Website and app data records
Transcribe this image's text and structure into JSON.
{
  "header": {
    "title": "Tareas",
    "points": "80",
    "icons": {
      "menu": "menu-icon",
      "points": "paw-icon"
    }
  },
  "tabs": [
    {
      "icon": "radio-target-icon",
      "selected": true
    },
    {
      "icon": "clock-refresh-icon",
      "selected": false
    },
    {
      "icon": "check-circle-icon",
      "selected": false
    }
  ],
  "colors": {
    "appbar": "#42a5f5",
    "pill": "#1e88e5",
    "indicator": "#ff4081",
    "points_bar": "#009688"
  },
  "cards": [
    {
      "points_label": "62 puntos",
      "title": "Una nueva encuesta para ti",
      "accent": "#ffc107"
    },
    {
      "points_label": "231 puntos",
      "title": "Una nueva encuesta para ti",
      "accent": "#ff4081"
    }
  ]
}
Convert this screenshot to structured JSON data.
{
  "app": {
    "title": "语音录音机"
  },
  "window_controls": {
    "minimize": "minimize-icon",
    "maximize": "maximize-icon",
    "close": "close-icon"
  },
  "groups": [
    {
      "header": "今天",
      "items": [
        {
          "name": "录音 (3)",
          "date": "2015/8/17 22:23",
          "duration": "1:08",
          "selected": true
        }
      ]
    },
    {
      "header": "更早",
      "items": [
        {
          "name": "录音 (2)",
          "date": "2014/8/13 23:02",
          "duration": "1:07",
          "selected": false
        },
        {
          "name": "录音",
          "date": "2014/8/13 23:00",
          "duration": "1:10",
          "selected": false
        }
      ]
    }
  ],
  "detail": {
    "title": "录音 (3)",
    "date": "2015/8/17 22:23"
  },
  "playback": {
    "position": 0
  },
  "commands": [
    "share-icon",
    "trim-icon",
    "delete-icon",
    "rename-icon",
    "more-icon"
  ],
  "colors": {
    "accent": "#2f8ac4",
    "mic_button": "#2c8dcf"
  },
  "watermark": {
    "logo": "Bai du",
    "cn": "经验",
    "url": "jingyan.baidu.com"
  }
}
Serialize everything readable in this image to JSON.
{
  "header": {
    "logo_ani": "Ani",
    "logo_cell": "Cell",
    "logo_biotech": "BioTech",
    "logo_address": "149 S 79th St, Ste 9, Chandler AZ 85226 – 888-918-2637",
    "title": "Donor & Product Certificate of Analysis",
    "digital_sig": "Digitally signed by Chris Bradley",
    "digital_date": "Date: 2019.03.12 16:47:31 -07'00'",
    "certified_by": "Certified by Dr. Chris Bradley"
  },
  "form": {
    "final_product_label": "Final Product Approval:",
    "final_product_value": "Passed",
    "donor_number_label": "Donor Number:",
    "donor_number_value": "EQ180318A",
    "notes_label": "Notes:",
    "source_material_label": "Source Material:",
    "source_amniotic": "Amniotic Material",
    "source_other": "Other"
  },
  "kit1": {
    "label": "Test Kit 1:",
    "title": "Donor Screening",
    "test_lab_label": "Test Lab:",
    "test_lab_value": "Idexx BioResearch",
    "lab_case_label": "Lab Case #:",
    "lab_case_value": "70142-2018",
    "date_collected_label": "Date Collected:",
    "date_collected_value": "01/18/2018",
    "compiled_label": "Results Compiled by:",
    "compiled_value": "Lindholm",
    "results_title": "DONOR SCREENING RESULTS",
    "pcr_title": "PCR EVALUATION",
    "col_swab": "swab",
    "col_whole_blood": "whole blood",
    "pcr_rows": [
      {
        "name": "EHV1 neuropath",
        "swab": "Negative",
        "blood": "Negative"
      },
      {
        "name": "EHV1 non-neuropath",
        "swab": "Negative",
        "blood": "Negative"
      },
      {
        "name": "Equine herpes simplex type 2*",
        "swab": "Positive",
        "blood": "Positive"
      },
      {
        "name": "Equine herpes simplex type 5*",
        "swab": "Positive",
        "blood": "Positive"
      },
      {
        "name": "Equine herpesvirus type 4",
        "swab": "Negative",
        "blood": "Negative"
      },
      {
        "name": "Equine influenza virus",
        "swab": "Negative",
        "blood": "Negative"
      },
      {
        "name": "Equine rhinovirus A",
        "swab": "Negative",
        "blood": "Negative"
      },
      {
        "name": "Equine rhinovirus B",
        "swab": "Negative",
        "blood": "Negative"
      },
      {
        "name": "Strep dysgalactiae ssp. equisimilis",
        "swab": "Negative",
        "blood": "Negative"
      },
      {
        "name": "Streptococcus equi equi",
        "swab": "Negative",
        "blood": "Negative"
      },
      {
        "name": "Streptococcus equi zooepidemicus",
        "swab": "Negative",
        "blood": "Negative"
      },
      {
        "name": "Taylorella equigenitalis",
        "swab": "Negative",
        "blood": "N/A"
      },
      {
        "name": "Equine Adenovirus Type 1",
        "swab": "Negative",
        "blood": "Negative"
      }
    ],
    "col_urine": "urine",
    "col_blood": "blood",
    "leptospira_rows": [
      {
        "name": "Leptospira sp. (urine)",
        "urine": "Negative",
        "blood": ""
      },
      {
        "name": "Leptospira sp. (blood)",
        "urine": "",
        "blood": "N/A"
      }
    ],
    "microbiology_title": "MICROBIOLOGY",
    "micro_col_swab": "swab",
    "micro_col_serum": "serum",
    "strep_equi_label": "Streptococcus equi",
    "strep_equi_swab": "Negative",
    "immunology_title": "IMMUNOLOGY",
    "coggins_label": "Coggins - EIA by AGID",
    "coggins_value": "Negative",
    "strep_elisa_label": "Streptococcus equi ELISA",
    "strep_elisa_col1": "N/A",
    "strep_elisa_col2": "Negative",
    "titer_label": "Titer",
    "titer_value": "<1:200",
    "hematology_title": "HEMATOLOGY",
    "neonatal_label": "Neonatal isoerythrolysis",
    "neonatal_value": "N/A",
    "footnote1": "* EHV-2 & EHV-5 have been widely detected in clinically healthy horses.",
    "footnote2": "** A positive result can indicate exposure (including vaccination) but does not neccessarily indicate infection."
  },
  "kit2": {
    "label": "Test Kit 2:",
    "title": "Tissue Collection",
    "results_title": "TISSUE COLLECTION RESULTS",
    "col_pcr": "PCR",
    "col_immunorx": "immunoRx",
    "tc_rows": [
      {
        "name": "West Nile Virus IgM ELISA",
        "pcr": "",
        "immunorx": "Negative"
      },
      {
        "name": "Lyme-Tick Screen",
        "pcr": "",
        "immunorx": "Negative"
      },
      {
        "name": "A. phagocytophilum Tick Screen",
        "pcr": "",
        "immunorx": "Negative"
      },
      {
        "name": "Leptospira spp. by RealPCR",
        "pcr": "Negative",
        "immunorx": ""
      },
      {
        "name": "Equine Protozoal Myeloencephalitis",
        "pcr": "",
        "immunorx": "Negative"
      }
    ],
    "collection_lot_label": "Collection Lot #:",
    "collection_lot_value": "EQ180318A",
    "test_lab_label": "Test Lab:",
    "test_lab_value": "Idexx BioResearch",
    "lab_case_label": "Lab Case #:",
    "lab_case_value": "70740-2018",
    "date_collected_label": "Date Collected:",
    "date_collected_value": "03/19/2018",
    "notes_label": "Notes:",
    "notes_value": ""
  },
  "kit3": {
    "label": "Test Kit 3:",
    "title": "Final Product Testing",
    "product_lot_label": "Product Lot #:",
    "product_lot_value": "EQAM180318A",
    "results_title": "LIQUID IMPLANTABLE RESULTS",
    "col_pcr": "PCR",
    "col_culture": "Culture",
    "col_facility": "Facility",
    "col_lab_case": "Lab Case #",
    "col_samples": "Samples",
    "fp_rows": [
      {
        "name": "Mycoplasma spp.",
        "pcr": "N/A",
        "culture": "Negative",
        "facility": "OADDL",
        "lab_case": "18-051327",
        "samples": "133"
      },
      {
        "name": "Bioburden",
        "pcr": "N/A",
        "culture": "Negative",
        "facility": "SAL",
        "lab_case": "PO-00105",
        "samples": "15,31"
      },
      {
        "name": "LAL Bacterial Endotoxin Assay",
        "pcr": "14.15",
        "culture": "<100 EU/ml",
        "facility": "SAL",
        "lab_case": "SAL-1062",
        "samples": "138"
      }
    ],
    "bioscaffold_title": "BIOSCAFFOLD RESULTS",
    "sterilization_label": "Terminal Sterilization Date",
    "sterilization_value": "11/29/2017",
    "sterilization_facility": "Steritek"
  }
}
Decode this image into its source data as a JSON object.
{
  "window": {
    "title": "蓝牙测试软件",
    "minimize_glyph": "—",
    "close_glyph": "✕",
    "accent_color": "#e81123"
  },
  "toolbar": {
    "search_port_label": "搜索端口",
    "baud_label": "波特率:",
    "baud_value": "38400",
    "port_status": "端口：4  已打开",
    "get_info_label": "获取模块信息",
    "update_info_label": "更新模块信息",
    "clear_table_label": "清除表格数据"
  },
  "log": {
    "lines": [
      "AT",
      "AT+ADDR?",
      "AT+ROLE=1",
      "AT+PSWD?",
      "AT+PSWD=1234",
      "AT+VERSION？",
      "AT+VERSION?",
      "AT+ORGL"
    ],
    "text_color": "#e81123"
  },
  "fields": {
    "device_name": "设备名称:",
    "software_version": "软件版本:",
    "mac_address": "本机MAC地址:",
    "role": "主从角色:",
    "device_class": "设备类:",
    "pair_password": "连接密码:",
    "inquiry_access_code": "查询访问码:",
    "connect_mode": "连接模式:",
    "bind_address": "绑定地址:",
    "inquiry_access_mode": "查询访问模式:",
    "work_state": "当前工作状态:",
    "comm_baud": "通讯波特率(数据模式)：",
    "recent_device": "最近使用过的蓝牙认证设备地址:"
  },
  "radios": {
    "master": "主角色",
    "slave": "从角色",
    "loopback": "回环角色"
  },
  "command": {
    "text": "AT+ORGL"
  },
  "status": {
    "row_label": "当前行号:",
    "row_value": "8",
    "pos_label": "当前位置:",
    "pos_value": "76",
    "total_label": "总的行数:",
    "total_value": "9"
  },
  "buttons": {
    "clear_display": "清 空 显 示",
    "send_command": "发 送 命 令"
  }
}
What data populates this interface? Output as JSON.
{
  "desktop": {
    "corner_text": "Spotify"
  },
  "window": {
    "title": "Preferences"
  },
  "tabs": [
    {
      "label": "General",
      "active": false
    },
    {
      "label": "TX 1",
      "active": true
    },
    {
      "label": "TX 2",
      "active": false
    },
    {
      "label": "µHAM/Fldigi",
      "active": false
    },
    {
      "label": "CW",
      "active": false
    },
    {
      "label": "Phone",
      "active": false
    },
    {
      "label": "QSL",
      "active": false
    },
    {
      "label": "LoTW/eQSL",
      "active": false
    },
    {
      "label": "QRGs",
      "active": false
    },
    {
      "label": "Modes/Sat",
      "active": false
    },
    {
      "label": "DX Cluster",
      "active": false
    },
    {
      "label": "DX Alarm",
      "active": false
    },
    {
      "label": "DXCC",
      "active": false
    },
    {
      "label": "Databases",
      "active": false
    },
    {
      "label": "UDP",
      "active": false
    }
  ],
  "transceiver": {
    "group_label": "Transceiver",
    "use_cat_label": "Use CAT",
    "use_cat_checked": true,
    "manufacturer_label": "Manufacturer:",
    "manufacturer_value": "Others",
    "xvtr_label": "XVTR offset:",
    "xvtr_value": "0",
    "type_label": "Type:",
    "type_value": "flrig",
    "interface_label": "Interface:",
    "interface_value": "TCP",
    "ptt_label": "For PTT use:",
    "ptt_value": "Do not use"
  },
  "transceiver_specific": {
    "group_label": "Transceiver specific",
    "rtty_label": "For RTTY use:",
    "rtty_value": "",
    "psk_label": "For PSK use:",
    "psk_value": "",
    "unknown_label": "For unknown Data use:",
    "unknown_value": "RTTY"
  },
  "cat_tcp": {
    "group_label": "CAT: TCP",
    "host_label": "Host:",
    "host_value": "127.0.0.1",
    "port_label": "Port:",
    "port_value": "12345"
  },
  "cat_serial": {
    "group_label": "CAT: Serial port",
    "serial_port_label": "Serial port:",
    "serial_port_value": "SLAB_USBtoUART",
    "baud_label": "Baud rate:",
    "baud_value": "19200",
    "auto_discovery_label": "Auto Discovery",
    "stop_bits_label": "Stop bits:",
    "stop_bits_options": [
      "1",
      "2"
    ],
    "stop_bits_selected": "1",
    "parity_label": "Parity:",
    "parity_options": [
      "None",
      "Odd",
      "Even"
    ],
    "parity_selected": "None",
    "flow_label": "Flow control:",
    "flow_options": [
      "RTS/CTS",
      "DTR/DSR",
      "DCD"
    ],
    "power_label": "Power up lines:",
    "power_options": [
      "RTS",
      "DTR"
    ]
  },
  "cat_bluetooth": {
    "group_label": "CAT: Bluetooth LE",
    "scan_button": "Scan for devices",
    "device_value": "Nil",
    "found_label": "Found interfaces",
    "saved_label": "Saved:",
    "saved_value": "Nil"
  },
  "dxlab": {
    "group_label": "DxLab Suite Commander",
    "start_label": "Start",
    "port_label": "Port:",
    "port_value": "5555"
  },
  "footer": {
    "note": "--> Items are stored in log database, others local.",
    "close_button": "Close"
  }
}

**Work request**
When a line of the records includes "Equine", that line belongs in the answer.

**Result for this task**
        "name": "Equine herpes simplex type 2*",
        "name": "Equine herpes simplex type 5*",
        "name": "Equine herpesvirus type 4",
        "name": "Equine influenza virus",
        "name": "Equine rhinovirus A",
        "name": "Equine rhinovirus B",
        "name": "Equine Adenovirus Type 1",
        "name": "Equine Protozoal Myeloencephalitis",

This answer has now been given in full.